───── ENTRIES PROVIDED
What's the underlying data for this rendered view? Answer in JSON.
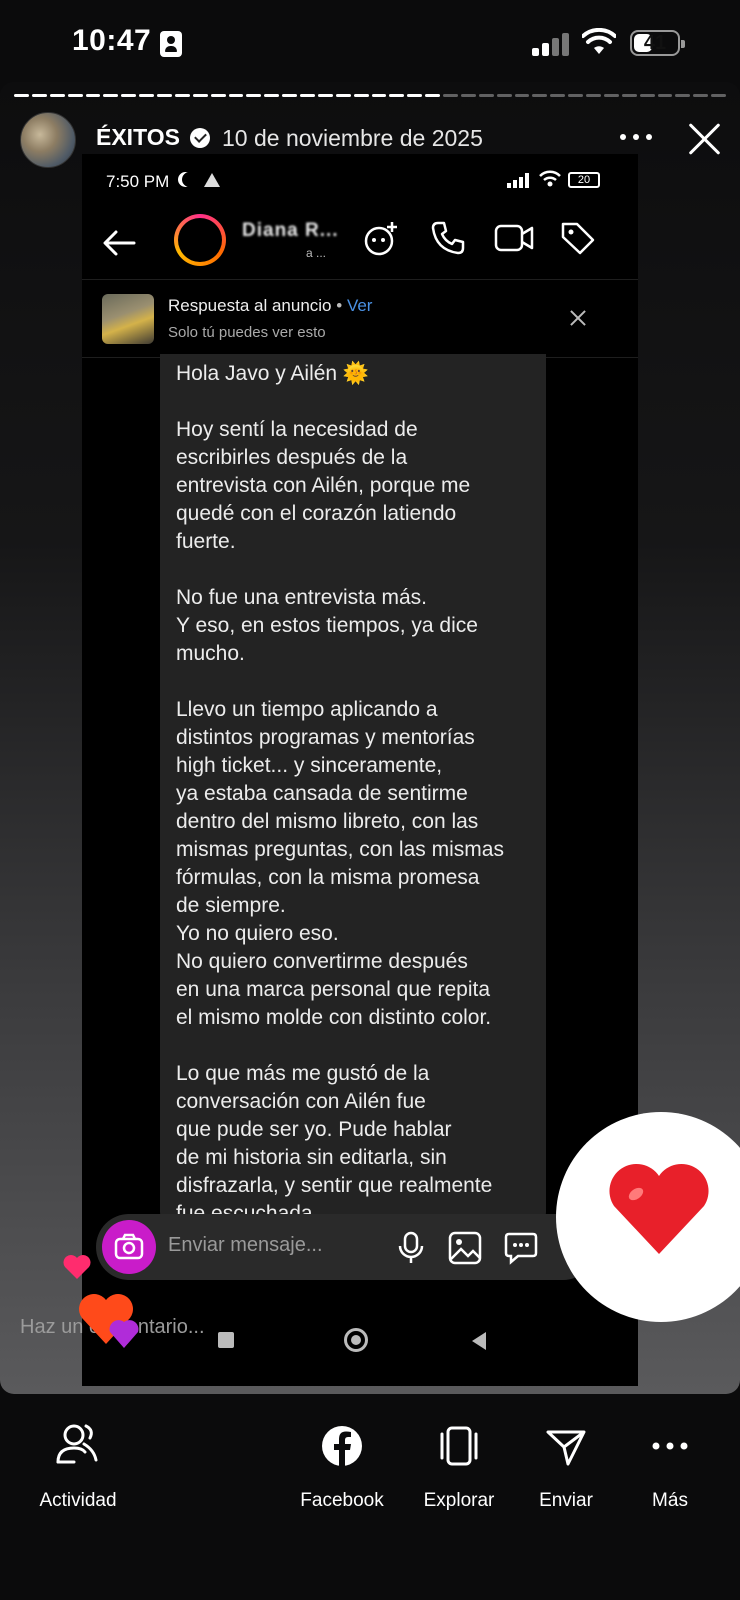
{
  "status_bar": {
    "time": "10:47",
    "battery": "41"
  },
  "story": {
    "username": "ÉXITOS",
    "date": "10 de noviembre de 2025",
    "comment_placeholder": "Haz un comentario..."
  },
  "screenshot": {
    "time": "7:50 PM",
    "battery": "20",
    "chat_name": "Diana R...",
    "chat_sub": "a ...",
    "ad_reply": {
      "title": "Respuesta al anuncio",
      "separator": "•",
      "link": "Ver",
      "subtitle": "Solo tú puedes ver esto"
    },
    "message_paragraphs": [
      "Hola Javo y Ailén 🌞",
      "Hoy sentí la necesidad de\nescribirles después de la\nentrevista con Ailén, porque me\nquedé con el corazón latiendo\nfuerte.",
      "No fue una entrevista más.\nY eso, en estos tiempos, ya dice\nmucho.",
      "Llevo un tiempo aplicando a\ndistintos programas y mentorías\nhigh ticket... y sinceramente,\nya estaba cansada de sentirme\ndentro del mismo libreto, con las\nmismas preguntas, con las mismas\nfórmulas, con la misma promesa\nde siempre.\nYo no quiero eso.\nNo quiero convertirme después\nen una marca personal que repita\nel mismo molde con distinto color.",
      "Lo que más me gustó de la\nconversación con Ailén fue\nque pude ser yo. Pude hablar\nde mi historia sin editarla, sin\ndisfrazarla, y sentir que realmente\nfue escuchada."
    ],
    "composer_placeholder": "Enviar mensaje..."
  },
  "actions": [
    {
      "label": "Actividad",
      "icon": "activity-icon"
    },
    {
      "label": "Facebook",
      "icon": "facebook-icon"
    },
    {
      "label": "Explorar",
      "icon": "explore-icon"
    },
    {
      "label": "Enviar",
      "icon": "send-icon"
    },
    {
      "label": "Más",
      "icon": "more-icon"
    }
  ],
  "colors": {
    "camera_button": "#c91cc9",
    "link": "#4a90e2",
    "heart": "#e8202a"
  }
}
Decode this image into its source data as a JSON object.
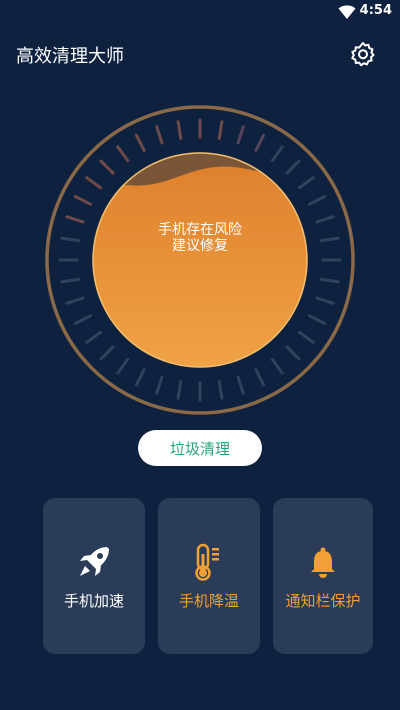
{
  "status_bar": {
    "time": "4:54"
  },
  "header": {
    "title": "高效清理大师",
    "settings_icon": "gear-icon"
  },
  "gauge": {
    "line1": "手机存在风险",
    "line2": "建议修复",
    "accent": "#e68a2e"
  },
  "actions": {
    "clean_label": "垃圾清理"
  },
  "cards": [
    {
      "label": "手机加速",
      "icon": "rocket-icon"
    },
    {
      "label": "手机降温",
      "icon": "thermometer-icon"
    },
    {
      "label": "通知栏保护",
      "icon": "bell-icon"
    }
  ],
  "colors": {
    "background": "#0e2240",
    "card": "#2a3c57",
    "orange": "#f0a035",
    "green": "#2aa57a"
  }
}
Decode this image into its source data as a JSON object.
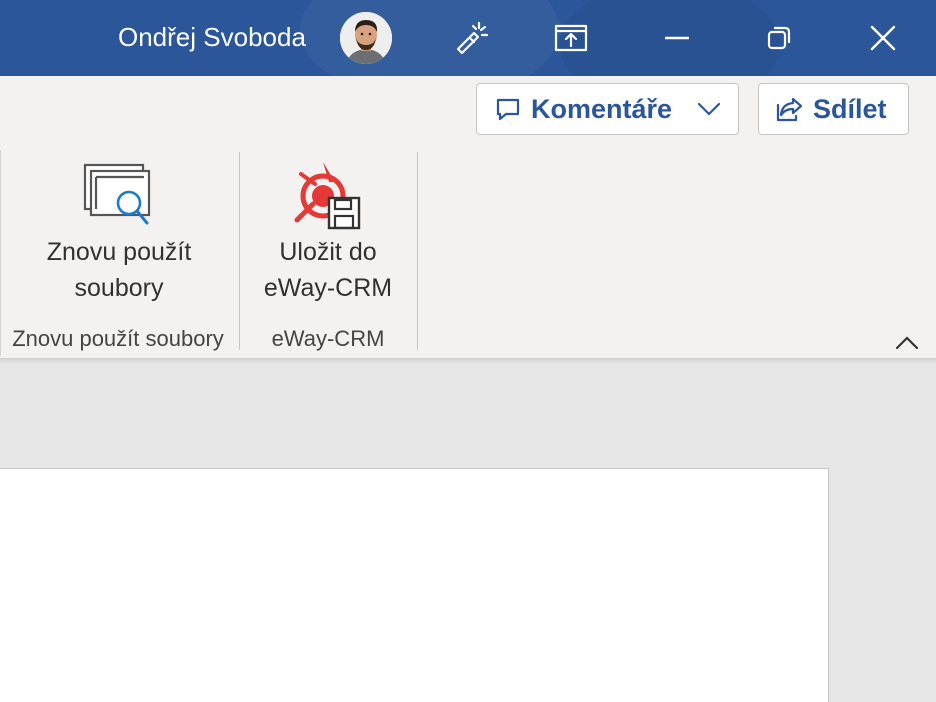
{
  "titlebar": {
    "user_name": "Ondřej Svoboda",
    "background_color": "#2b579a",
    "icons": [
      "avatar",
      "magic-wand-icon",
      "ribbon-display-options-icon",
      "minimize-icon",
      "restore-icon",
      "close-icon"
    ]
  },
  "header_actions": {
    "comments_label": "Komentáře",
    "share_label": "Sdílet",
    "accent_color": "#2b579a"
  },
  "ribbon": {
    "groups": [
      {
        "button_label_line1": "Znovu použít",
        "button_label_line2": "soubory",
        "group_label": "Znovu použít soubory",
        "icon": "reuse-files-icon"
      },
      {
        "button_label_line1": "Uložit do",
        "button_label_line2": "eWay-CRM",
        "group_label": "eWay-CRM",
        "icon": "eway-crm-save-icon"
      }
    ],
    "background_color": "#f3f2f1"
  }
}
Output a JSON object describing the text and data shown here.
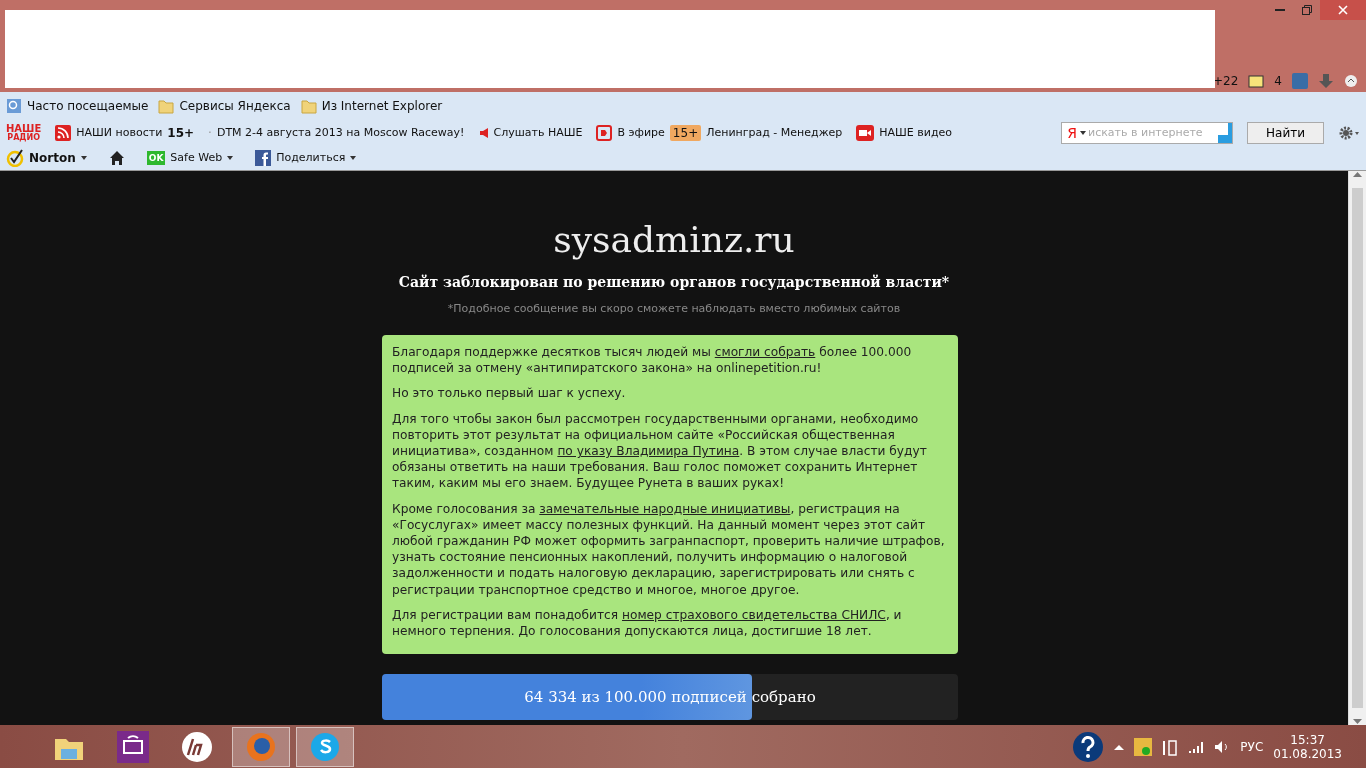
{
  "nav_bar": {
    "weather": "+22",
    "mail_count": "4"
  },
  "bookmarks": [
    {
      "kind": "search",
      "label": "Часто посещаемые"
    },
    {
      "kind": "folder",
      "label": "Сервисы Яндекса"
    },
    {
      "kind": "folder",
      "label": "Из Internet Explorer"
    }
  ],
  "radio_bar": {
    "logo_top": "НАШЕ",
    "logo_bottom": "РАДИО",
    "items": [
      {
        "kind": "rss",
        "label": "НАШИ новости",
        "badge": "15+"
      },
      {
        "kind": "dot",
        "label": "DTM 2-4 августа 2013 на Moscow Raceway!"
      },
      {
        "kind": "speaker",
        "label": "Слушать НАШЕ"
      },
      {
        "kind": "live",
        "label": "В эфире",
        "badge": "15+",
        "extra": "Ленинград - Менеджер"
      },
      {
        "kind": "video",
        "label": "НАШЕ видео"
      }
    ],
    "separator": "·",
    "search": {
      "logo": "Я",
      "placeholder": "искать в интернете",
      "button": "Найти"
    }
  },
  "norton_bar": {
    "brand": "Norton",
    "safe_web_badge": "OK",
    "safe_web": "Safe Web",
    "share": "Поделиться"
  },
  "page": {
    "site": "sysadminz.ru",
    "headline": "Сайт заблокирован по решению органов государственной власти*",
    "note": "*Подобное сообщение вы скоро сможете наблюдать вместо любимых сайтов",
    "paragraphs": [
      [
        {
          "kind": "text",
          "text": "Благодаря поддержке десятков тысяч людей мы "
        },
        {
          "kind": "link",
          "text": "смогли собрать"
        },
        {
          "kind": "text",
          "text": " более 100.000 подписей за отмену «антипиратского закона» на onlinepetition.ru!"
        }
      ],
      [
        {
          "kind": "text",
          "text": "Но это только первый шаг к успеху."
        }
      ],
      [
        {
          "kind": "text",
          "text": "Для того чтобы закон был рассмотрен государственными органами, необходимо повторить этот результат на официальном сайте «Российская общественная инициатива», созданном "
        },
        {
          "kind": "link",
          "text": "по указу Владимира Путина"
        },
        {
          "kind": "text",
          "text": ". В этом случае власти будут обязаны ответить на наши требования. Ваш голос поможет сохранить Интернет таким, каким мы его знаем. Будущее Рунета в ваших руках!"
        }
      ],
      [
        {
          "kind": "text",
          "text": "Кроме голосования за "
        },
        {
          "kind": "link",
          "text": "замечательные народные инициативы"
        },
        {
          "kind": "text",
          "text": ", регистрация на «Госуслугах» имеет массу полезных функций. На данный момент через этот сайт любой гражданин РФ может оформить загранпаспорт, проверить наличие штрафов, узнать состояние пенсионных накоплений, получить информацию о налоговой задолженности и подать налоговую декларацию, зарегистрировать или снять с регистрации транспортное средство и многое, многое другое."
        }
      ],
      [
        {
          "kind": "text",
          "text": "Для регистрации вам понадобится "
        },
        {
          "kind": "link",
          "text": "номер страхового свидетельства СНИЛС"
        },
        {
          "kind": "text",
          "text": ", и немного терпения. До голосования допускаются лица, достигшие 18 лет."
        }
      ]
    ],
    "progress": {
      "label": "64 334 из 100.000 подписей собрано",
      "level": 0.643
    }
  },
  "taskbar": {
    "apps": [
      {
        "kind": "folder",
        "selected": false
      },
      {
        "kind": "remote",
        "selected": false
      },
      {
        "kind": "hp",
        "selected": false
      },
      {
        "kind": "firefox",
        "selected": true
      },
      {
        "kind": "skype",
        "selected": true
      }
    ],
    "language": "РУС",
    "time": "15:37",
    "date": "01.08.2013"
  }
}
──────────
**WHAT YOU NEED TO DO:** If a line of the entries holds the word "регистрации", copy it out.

**OUTPUT FOR THIS EXERCISE:**
          "text": ", регистрация на «Госуслугах» имеет массу полезных функций. На данный момент через этот сайт любой гражданин РФ может оформить загранпаспорт, проверить наличие штрафов, узнать состояние пенсионных накоплений, получить информацию о налоговой задолженности и подать налоговую декларацию, зарегистрировать или снять с регистрации транспортное средство и многое, многое другое."
          "text": "Для регистрации вам понадобится "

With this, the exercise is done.